Dukhovnost’ in Russia’s politics
Religion, State and Society
Taylor & Francis
38 - 55 p.
Orthodox Church, secularisation, desecularisation, Russia
The word dukhovnost’, which is now mostly translated as ‘spirituality’, has been increasingly used in Russian discourse for almost twenty years. This exploratory article shows that it is a notion, fraught with tensions, which retains pre-Soviet and Soviet legacies alongside post-Soviet influences. Dukhovnost’ is deemed to be a creative force conveying civilisation and guaranteeing the union and harmony of the Soviet and now Russian population, transcending divisive confessional beliefs. It elevates the ‘nation’ above its multiethnic and multifaith specificities and facilitates a distinction between ‘them’ and ‘us’. It is a key element in the development of Russian patriotism. As presented by the political elite, dukhovnost’ is a system of rather vague values that may be used to form the political community.
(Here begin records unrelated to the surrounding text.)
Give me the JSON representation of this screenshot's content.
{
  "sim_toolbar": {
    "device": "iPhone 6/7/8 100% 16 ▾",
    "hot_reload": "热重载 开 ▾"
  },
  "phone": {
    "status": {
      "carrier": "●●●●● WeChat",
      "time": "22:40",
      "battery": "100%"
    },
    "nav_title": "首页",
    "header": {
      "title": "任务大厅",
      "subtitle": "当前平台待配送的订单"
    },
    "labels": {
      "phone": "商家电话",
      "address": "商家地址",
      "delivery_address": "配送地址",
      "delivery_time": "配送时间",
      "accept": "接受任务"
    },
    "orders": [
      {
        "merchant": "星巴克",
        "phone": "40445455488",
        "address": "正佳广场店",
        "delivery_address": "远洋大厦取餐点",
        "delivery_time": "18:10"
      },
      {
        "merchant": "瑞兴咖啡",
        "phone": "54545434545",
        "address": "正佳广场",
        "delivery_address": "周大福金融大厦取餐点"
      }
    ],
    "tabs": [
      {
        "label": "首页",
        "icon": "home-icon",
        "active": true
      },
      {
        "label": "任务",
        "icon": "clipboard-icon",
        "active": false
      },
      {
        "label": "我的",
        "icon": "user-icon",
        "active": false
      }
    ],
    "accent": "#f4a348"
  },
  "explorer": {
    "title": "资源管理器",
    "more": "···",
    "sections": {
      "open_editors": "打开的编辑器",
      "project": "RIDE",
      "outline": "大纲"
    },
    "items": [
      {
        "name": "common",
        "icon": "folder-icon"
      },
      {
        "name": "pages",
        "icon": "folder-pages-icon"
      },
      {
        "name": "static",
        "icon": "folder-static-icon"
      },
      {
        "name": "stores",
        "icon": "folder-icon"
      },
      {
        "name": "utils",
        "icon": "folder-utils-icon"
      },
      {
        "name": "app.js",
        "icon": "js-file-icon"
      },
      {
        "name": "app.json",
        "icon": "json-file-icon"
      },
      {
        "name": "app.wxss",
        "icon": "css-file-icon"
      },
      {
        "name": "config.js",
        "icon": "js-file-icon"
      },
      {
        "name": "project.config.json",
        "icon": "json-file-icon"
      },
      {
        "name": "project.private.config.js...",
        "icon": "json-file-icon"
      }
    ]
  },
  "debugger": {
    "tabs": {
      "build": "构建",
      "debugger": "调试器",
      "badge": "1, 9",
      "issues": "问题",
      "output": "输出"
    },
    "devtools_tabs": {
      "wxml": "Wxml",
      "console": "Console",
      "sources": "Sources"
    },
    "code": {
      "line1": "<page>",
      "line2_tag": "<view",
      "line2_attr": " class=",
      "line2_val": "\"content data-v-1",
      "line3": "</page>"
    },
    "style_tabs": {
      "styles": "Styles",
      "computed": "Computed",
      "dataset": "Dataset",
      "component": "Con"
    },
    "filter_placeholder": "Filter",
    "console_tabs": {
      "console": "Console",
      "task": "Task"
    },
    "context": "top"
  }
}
In the 2000s it has become an amorphous concept, not entirely secular, and not entirely religious.